I had an opportunity to teach a class in memoir and personal essay at the Write on the Sound Writers Conference this past weekend. A tweet came through the tweetosphere afterward by one the attendees complimenting the class. “Informational, yes,” it read, “but even more inspiring.” Yes, I have an ego, and that ego enjoys being praised. But there is another part of me that was glad to read this message for other reasons. I’ve been writing for a long time and I’ve learned a bunch of stuff. I’ve learned about the importance of contrast and what I’ve come to call The Intentional Arc of a story. I’ve learned a lot about showing instead of telling and about using more nouns and verbs and fewer adjectives and adverbs. I’m happy to share all of what I’ve learned if I can figure out how.
I’m just not sure how much all that stuff I’ve learned will help if the student doesn’t believe she can tell the story she wants to tell. I don’t know how remembering to use contrast will be of use if the writer thinks that her story is like every other story out there, so why bother starting? If the student believes that no one wants to hear from her, that her story doesn’t matter, that in fact she doesn’t matter, then nothing I have to say on the dry business of nouns and verbs is going mean anything to her. A woman dying of hunger does not need a recipe for chocolate cake.

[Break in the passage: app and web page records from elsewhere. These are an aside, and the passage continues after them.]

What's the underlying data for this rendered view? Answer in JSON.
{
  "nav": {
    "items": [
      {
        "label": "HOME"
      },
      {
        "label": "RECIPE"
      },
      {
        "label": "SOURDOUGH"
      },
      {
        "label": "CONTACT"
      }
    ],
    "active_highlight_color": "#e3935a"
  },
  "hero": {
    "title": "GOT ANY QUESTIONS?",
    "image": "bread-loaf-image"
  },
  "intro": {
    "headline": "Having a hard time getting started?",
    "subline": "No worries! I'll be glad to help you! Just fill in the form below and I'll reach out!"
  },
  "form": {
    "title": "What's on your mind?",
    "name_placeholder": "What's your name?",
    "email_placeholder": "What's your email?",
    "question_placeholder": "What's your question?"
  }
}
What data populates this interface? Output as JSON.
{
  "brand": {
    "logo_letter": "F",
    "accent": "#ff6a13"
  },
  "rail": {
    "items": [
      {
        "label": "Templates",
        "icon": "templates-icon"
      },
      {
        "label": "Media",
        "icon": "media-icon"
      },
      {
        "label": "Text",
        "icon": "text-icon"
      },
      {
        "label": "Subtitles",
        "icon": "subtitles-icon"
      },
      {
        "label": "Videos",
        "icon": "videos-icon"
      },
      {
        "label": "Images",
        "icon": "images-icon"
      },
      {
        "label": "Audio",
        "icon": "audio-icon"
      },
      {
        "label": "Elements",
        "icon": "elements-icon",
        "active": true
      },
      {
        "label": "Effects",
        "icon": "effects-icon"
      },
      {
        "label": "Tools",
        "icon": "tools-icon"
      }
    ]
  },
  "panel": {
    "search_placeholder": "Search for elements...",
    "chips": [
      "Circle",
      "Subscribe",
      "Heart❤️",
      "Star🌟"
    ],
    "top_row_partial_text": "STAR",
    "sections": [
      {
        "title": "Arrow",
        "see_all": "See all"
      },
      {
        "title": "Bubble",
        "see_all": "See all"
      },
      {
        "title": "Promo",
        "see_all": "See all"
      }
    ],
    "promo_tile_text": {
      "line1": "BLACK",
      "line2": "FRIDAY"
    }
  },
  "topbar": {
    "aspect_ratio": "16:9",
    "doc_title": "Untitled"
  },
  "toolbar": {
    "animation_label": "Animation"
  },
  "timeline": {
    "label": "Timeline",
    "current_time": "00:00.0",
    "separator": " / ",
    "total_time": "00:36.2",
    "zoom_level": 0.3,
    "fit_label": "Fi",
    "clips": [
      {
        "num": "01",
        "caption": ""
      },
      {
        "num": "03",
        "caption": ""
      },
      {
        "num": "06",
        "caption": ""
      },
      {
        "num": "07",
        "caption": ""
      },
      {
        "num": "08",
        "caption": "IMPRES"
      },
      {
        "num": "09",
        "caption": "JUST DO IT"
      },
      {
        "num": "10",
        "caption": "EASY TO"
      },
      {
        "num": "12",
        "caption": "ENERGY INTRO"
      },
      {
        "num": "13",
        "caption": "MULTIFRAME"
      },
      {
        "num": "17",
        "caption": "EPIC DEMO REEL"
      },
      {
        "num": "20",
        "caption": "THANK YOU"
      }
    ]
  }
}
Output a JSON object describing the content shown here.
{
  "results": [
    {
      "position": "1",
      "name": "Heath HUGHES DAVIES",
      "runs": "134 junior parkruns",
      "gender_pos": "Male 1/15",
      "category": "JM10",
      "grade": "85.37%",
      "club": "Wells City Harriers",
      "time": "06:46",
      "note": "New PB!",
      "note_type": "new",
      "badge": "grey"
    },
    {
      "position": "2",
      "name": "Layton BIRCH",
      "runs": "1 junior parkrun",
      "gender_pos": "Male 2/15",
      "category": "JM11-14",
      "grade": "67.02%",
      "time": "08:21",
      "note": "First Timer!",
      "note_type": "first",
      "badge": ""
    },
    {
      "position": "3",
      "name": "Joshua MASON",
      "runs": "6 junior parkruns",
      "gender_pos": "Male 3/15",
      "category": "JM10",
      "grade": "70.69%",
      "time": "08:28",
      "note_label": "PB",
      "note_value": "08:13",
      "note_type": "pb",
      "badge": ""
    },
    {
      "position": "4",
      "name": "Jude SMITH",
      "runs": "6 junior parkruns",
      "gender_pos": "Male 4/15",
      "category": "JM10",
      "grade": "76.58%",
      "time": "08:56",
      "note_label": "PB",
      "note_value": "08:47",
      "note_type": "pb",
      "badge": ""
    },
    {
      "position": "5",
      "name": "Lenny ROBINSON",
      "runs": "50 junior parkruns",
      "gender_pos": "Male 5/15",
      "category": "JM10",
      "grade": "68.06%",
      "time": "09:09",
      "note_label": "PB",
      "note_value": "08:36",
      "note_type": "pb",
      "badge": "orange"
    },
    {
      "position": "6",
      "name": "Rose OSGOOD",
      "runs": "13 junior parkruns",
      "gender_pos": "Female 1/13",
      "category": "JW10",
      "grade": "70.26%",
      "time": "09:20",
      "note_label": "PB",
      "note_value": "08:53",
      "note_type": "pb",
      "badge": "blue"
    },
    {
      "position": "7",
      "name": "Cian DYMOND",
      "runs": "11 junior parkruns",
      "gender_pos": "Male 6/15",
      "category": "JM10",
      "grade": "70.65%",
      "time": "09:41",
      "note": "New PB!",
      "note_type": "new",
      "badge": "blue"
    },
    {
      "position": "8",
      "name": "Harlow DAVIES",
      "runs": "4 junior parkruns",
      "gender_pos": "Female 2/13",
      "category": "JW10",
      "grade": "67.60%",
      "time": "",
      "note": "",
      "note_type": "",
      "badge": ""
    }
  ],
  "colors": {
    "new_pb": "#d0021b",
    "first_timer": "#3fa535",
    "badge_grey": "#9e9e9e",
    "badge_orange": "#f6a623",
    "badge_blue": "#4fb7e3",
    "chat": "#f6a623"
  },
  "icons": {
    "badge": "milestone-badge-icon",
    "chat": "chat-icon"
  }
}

Which is why my real job as a teacher is simply to inspire the students, to tell them a story that goes like this: Your story matters because you want to tell it. That’s all you need to know. I happen to love this story. I can’t hear it often enough. I sometimes forget that it’s true. But when I’m really telling a story and not simply repeating it, it is more like listening than talking, and so I get to hear it too, and so I get to believe it, and maybe so do these people called students, and then storyteller and audience are one.
Write Within Yourself: An Author's Companion. "A book to keep nearby whenever your writer's spirit needs feeding." Deb Caletti.